__The task__.
Whenever a line below mentions the word "JSON", that line should be copied.

::::

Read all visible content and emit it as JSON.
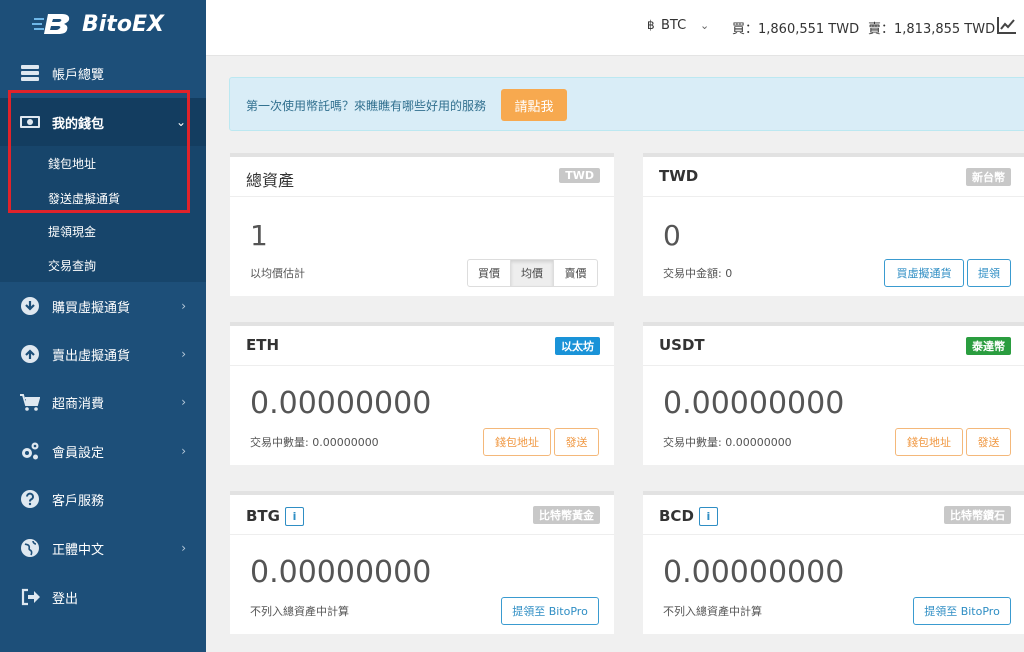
{
  "brand": {
    "name": "BitoEX"
  },
  "sidebar": {
    "items": [
      {
        "label": "帳戶總覽",
        "icon": "server-icon"
      },
      {
        "label": "我的錢包",
        "icon": "wallet-icon"
      },
      {
        "label": "購買虛擬通貨",
        "icon": "download-circle-icon"
      },
      {
        "label": "賣出虛擬通貨",
        "icon": "upload-circle-icon"
      },
      {
        "label": "超商消費",
        "icon": "cart-icon"
      },
      {
        "label": "會員設定",
        "icon": "gears-icon"
      },
      {
        "label": "客戶服務",
        "icon": "question-circle-icon"
      },
      {
        "label": "正體中文",
        "icon": "globe-icon"
      },
      {
        "label": "登出",
        "icon": "sign-out-icon"
      }
    ],
    "wallet_sub": [
      "錢包地址",
      "發送虛擬通貨",
      "提領現金",
      "交易查詢"
    ]
  },
  "topbar": {
    "currency_symbol": "฿",
    "currency": "BTC",
    "buy": "買：1,860,551 TWD",
    "sell": "賣：1,813,855 TWD"
  },
  "banner": {
    "text": "第一次使用幣託嗎？來瞧瞧有哪些好用的服務",
    "button": "請點我"
  },
  "cards": {
    "total": {
      "title": "總資產",
      "badge": "TWD",
      "value": "1",
      "label": "以均價估計",
      "seg": [
        "買價",
        "均價",
        "賣價"
      ]
    },
    "twd": {
      "title": "TWD",
      "badge": "新台幣",
      "value": "0",
      "label": "交易中金額: 0",
      "btn1": "買虛擬通貨",
      "btn2": "提領"
    },
    "eth": {
      "title": "ETH",
      "badge": "以太坊",
      "value": "0.00000000",
      "label": "交易中數量: 0.00000000",
      "btn1": "錢包地址",
      "btn2": "發送"
    },
    "usdt": {
      "title": "USDT",
      "badge": "泰達幣",
      "value": "0.00000000",
      "label": "交易中數量: 0.00000000",
      "btn1": "錢包地址",
      "btn2": "發送"
    },
    "btg": {
      "title": "BTG",
      "info": "i",
      "badge": "比特幣黃金",
      "value": "0.00000000",
      "label": "不列入總資產中計算",
      "btn1": "提領至 BitoPro"
    },
    "bcd": {
      "title": "BCD",
      "info": "i",
      "badge": "比特幣鑽石",
      "value": "0.00000000",
      "label": "不列入總資產中計算",
      "btn1": "提領至 BitoPro"
    }
  },
  "colors": {
    "sidebar": "#1d4f79",
    "badge_gray": "#c8c8c8",
    "badge_eth": "#1a93d8",
    "badge_usdt": "#2a9d3f",
    "highlight": "#e0232a"
  }
}
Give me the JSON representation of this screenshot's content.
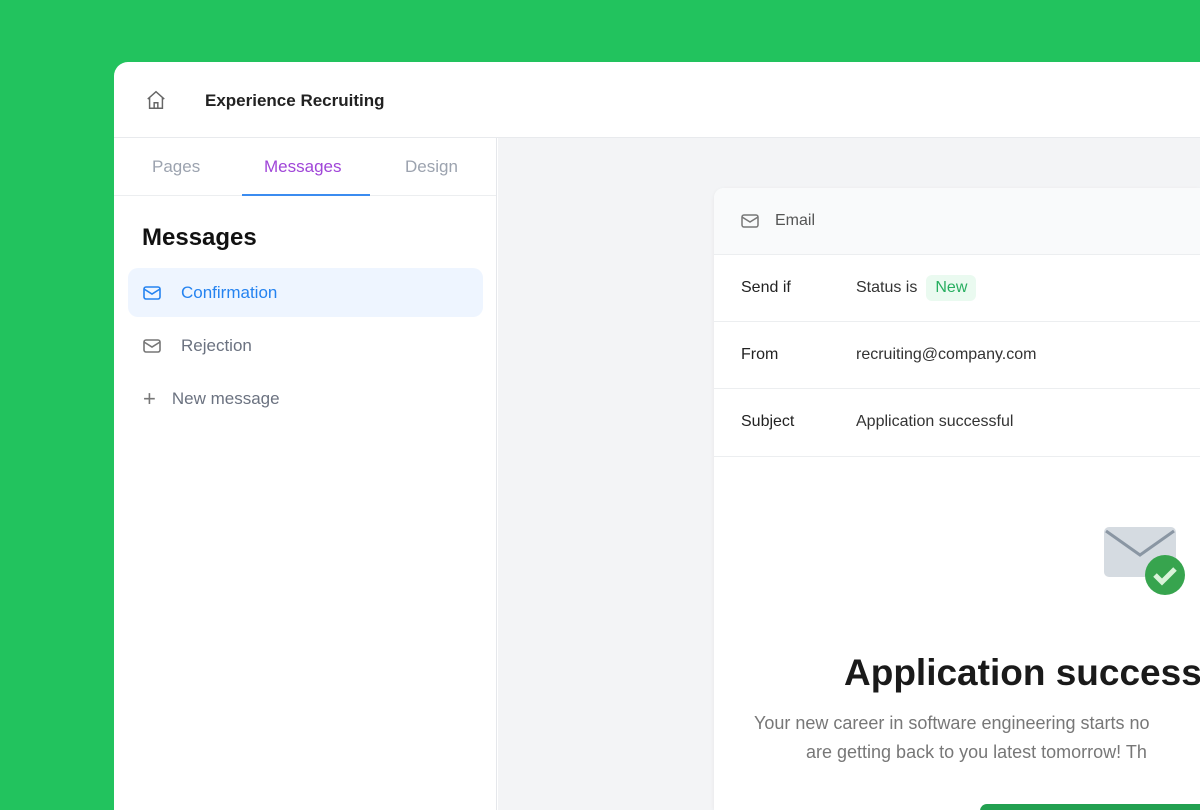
{
  "header": {
    "title": "Experience Recruiting",
    "home_icon": "home-icon"
  },
  "tabs": [
    {
      "label": "Pages"
    },
    {
      "label": "Messages",
      "active": true
    },
    {
      "label": "Design"
    }
  ],
  "sidebar": {
    "heading": "Messages",
    "items": [
      {
        "label": "Confirmation",
        "selected": true
      },
      {
        "label": "Rejection"
      }
    ],
    "new_label": "New message"
  },
  "email": {
    "header": "Email",
    "rows": {
      "send_if_label": "Send if",
      "status_text": "Status is",
      "status_badge": "New",
      "from_label": "From",
      "from_value": "recruiting@company.com",
      "subject_label": "Subject",
      "subject_value": "Application successful"
    },
    "preview": {
      "heading": "Application successf",
      "line1": "Your new career in software engineering starts no",
      "line2": "are getting back to you latest tomorrow! Th"
    }
  },
  "colors": {
    "brand_green": "#22c35e",
    "tab_active": "#a046d8",
    "selected": "#2583f0"
  }
}
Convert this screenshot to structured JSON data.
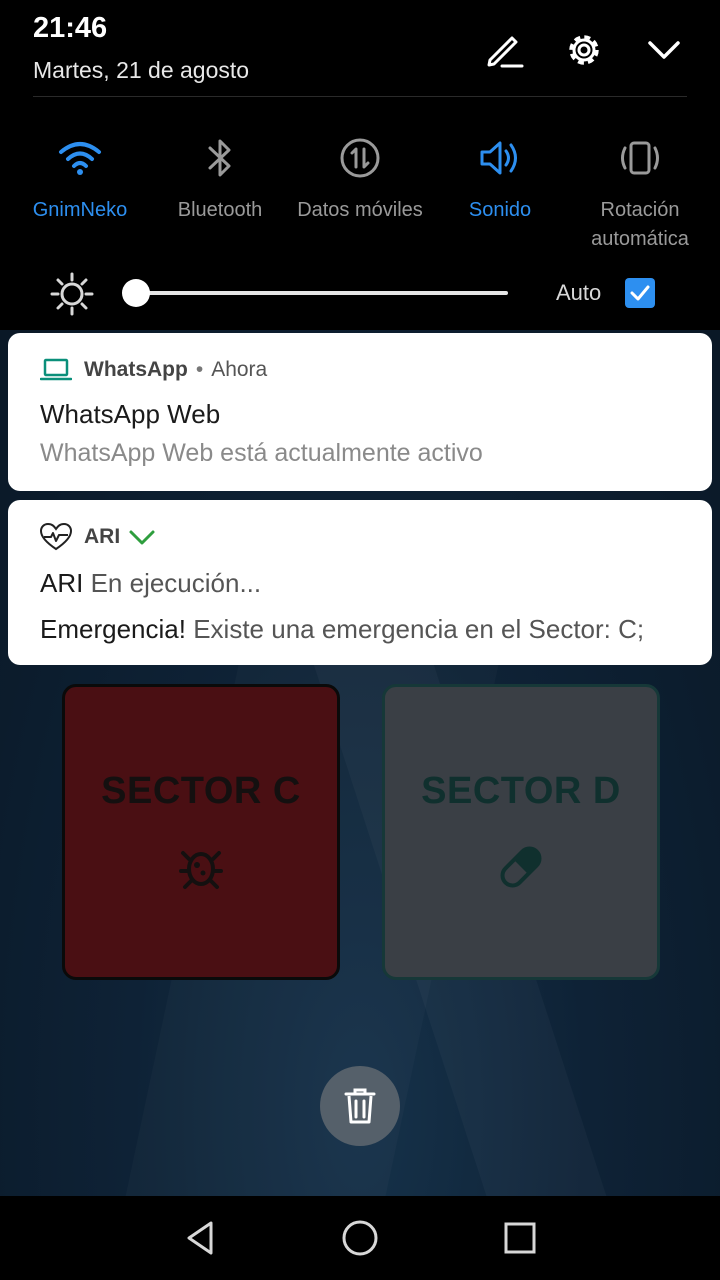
{
  "status": {
    "time": "21:46",
    "date": "Martes, 21 de agosto"
  },
  "header_icons": [
    "edit-icon",
    "settings-gear-icon",
    "collapse-chevron-icon"
  ],
  "quick_tiles": [
    {
      "label": "GnimNeko",
      "icon": "wifi-icon",
      "active": true
    },
    {
      "label": "Bluetooth",
      "icon": "bluetooth-icon",
      "active": false
    },
    {
      "label": "Datos móviles",
      "icon": "mobile-data-icon",
      "active": false
    },
    {
      "label": "Sonido",
      "icon": "sound-icon",
      "active": true
    },
    {
      "label": "Rotación automática",
      "icon": "auto-rotate-icon",
      "active": false
    }
  ],
  "brightness": {
    "level": 0.0,
    "auto_label": "Auto",
    "auto_checked": true
  },
  "notifications": {
    "whatsapp": {
      "app_name": "WhatsApp",
      "time": "Ahora",
      "title": "WhatsApp Web",
      "text": "WhatsApp Web está actualmente activo"
    },
    "ari": {
      "app_name": "ARI",
      "line1_title": "ARI",
      "line1_text": "En ejecución...",
      "line2_title": "Emergencia!",
      "line2_text": "Existe una emergencia en el Sector: C;"
    }
  },
  "background_app": {
    "sectors": [
      {
        "label": "SECTOR C",
        "icon": "virus-icon",
        "color": "#4a0f13"
      },
      {
        "label": "SECTOR D",
        "icon": "pill-icon",
        "color": "#3a3f45"
      }
    ]
  },
  "colors": {
    "accent": "#2d8ff0",
    "ari_check": "#2e9e3e"
  },
  "navbar": [
    "back-icon",
    "home-icon",
    "recents-icon"
  ]
}
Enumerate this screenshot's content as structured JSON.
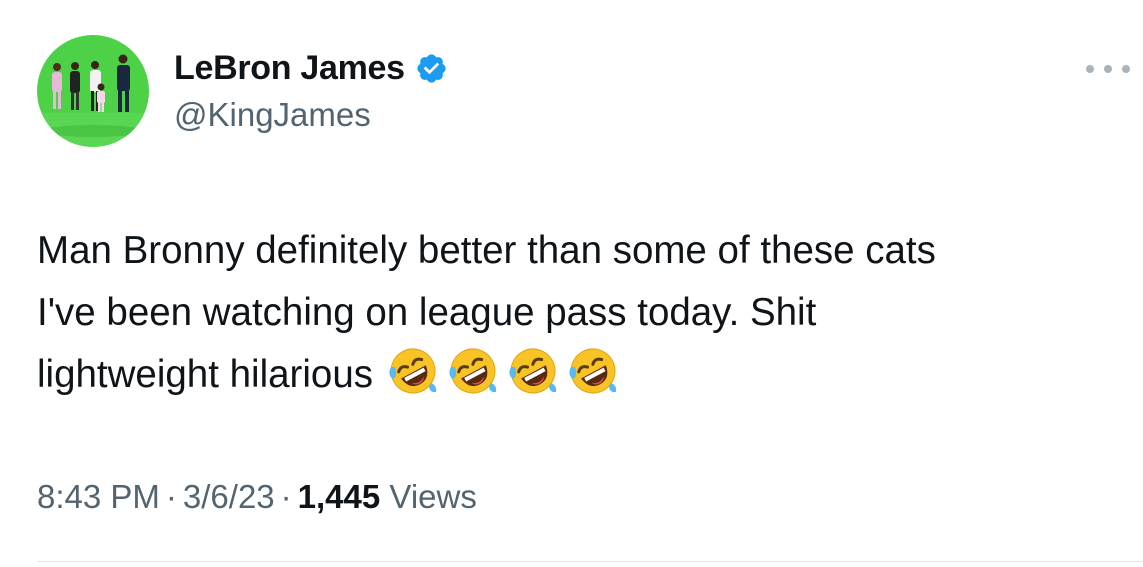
{
  "author": {
    "display_name": "LeBron James",
    "handle": "@KingJames",
    "verified_icon": "verified-badge-icon",
    "avatar_icon": "profile-photo"
  },
  "tweet": {
    "lines": [
      "Man Bronny definitely better than some of these cats",
      "I've been watching on league pass today.  Shit",
      "lightweight hilarious"
    ],
    "emoji_count": 4,
    "emoji_name": "rolling-on-the-floor-laughing-emoji"
  },
  "meta": {
    "time": "8:43 PM",
    "separator": "·",
    "date": "3/6/23",
    "views_count": "1,445",
    "views_label": "Views"
  },
  "colors": {
    "text": "#0f1419",
    "secondary": "#536471",
    "verified": "#1d9bf0",
    "avatar_background": "#4cd147"
  },
  "icons": {
    "more": "more-options-icon"
  }
}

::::

__Finished task__.
Read all visible content and emit it as JSON.
Give me the JSON representation of this screenshot's content.
Convert this screenshot to structured JSON data.
Enumerate this screenshot's content as structured JSON.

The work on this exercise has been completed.